- AquaFX Barracuda RO/DI System: This high-quality water filtration system can help you create the perfect water conditions for your pistol shrimp.
- Omega One Freeze-Dried Krill: This tasty treat can provide your pistol shrimp with a high-quality source of protein and help promote healthy growth and coloration.
Taking care of pistol shrimp can be a truly rewarding experience for any aquarium enthusiast. As I mentioned earlier, it’s essential to provide them with plenty of hiding spots to feel safe. It’s crucial to maintain a stable environment with appropriate water parameters and a clean tank.
Feeding your pistol shrimp can be quite interesting to observe. Since they are scavengers, offer them a varied diet of both plant and animal matter. Remember, consistency is key. Providing enough nutrients will help your little friend thrive.
In my own experience, adding pistol shrimp to my aquarium has brought a sense of fascination. Watching their unique behaviors and powerful snapping claws in action never fails to amaze me.
Being well-informed about their care and keeping will make your time as a pistol shrimp owner a delightful and successful journey.
How big of a tank do pistol shrimps need?
In my experience, a pistol shrimp thrives in a 10-gallon tank at a minimum. Larger tanks give them more space to create their burrows.
What substrate works best for pistol shrimps?
I recommend using a mix of sand and fine gravel. This allows for easy burrow construction and helps maintain water quality.
What are the ideal water conditions for pistol shrimps?
Keep the water temperature at 72-78°F, salinity at 1.023-1.025, and pH between 8.1-8.4. I always monitor ammonia, nitrite, and nitrate levels to ensure a healthy environment.
What do pistol shrimps eat?
In my tank, I feed them a variety of foods, including:
- Dry pellets
- Brine shrimp
- Mysis shrimp
How do I ensure good tank-mates for my pistol shrimp?
Avoid aggressive or nippy fish that might harass the shrimp. I once had a damselfish who would pester my pistol shrimp, and it was not a good combination.
What is the ideal goby for a pistol shrimp-goby relationship?
I’ve had success keeping a Randall’s goby with my pistol shrimp. They have a symbiotic relationship, and it’s fascinating to observe their interactions.
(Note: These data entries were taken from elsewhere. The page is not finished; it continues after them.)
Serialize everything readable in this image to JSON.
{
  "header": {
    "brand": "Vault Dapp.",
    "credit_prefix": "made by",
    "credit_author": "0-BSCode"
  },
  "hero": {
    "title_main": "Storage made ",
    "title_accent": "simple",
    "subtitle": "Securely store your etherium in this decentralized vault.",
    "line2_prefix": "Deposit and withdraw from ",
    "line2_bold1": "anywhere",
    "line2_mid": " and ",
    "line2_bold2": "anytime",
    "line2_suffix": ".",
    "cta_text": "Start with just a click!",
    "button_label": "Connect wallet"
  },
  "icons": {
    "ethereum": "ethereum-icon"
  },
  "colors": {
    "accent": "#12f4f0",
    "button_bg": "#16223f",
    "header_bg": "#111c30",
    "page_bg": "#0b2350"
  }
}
How often should I clean my pistol shrimp’s tank?
I perform weekly water changes of 10-15% and clean the glass using a scraper. A clean environment is key to keeping your shrimp healthy.